One comment I often see related to EVE is that a new player was never able to find a Corp to join, and so only played the game for X amount of time and quit because he got bored, or because he could never figure out some of the games controls/concepts and quit in frustration. Unless you loaded up the game with the intention to hate it, what excuse do people have for not joining EVE University?
One can argue that EVE-U is not for everyone, and I would agree. But joining it, trying it, and finding it’s not to your liking is much further down the road than simply quitting the game because you never found a Corp. Same goes for the whole “I never figured it out” aspect; EVE-U is designed exactly for that, and does a pretty remarkable job in teaching you everything you might want to know about the game. And EVE-U is not some newly initiated project that might go poof tomorrow; it’s been around longer than most MMOs, and has refined what it does down to a science. The fact that you will be a joining a huge, always active, very helpful Corp in EVE is basically a best case scenario, right? If you quit the game after experiencing that, clearly it was not the game for you (and it’s not for many), but again that’s very different than the issues mentioned above.
This also somewhat relates to the topic of community perception that is going around EVE blogs. While EVE certainly has its fair share of villains, and their stories always draw lots of attention, it’s tough to argue the community as a whole is all bad when you have something like EVE-U around. How many MMO communities have something similar, and if they do, how does that establishment stack up against what EVE-U offers?
To me the perception issue boils down to two separate factors. One factor is outside reporting; if you base your assumption only on the media-reported ‘highlights’ of EVE (mega scams, null-sec wars), you might be tricked into believe that the entire game is only about that, and that everyone playing is either scamming right now, or planning to scam as soon as possible.

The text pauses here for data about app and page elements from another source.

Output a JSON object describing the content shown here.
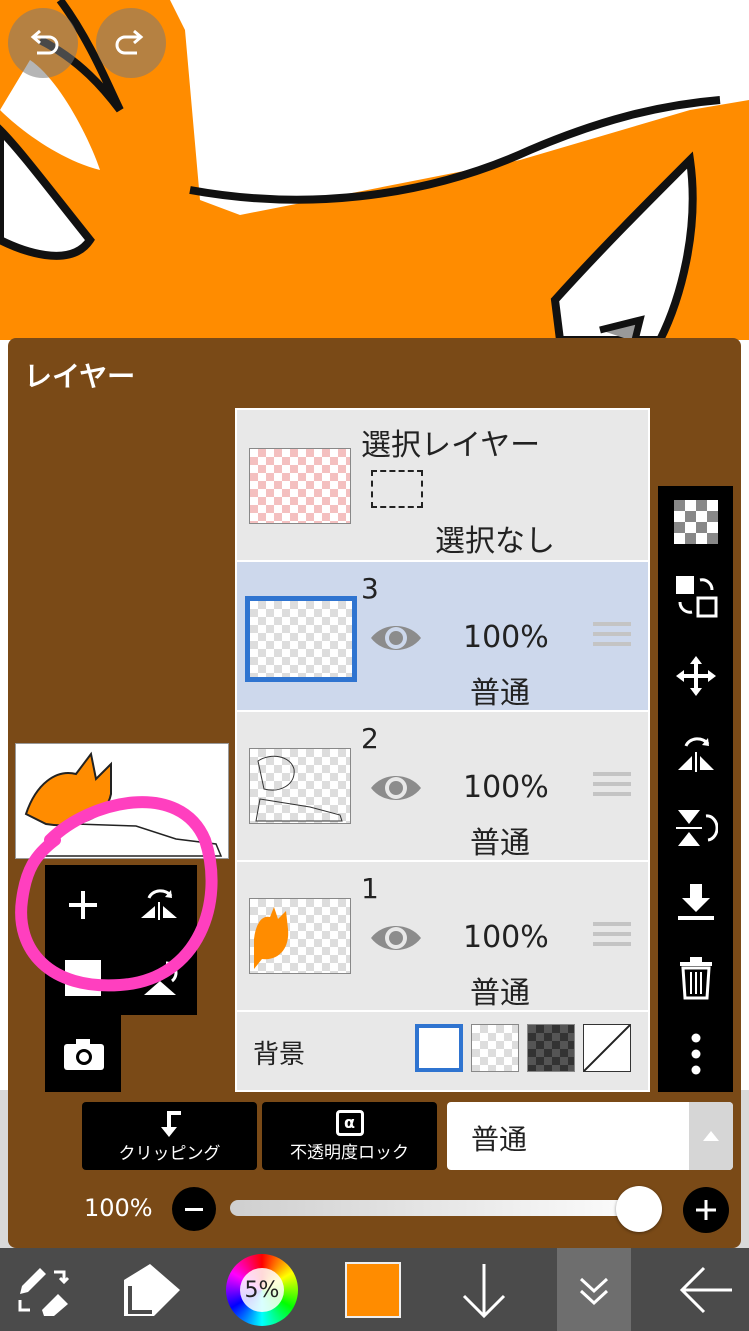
{
  "panel": {
    "title": "レイヤー"
  },
  "selection_layer": {
    "title": "選択レイヤー",
    "status": "選択なし"
  },
  "layers": [
    {
      "number": "3",
      "opacity": "100%",
      "blend": "普通",
      "selected": true
    },
    {
      "number": "2",
      "opacity": "100%",
      "blend": "普通",
      "selected": false
    },
    {
      "number": "1",
      "opacity": "100%",
      "blend": "普通",
      "selected": false
    }
  ],
  "background": {
    "label": "背景"
  },
  "actions": {
    "clipping": "クリッピング",
    "alpha_lock": "不透明度ロック",
    "alpha_symbol": "α"
  },
  "blend_select": {
    "value": "普通"
  },
  "opacity": {
    "value": "100%",
    "fraction": 0.95
  },
  "brush": {
    "size": "5%"
  },
  "colors": {
    "accent": "#ff8c00",
    "panel": "#7a4a17",
    "selected_row": "#cdd8ec",
    "highlight": "#ff3fbf",
    "selection_border": "#2f74d0"
  },
  "icons": [
    "undo-icon",
    "redo-icon",
    "checker-icon",
    "transform-icon",
    "move-icon",
    "flip-horizontal-icon",
    "flip-vertical-icon",
    "merge-down-icon",
    "trash-icon",
    "more-icon",
    "plus-icon",
    "camera-icon",
    "color-wheel-icon",
    "arrow-down-icon",
    "chevron-down-icon",
    "back-arrow-icon"
  ]
}
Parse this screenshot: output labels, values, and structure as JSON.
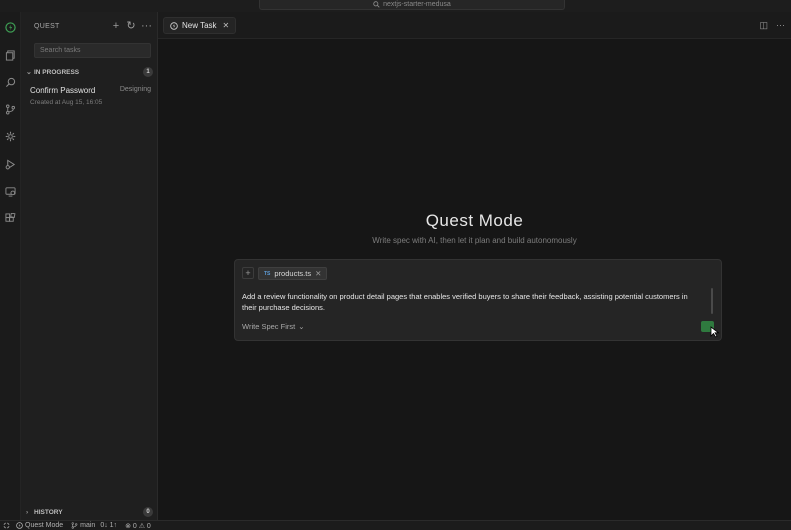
{
  "titlebar": {
    "search_text": "nextjs-starter-medusa"
  },
  "sidebar": {
    "header": "QUEST",
    "search_placeholder": "Search tasks",
    "in_progress": {
      "label": "IN PROGRESS",
      "count": "1"
    },
    "tasks": [
      {
        "title": "Confirm Password",
        "status": "Designing",
        "meta": "Created at Aug 15, 16:05"
      }
    ],
    "history": {
      "label": "HISTORY",
      "count": "0"
    }
  },
  "editor": {
    "tab_label": "New Task"
  },
  "main": {
    "title": "Quest Mode",
    "subtitle": "Write spec with AI, then let it plan and build autonomously",
    "composer": {
      "chip_badge": "TS",
      "chip_file": "products.ts",
      "prompt": "Add a review functionality on product detail pages that enables verified buyers to share their feedback, assisting potential customers in their purchase decisions.",
      "mode": "Write Spec First"
    },
    "accent_color": "#2f7a3f"
  },
  "statusbar": {
    "mode": "Quest Mode",
    "branch": "main",
    "sync": "0↓ 1↑",
    "problems": "⊗ 0 ⚠ 0"
  }
}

The other factor is EVE bittervets reporting on only what they see immediately around them. If they are in a ‘hardcore’ PvP Corp that has refined its combat doctrine over the years, and considers combat efficiency ‘srsbsns’, of course they won’t be real friendly to new players or show tolerance for them. And if that Corp only fights and really interacts with others like them, it’s easy to believe that what you see around you is what happens in all of New Eden.
But both factors show only a limited view of EVE as a whole. If it’s a direction that interests you, either the scamming or the ‘hardcore’ PvP, EVE offers that. But it also offers a lot more. EVE-U is an example, as are the countless high-sec, low-sec, or WH Corps. If the activity is at all possible in EVE, there is a Corp that is doing it, and more often than not, they will be willing to accept someone who is committed to that playstyle.
You might still get ganked/scammed/killed IRL while doing it, but then that’s why EVE is so great.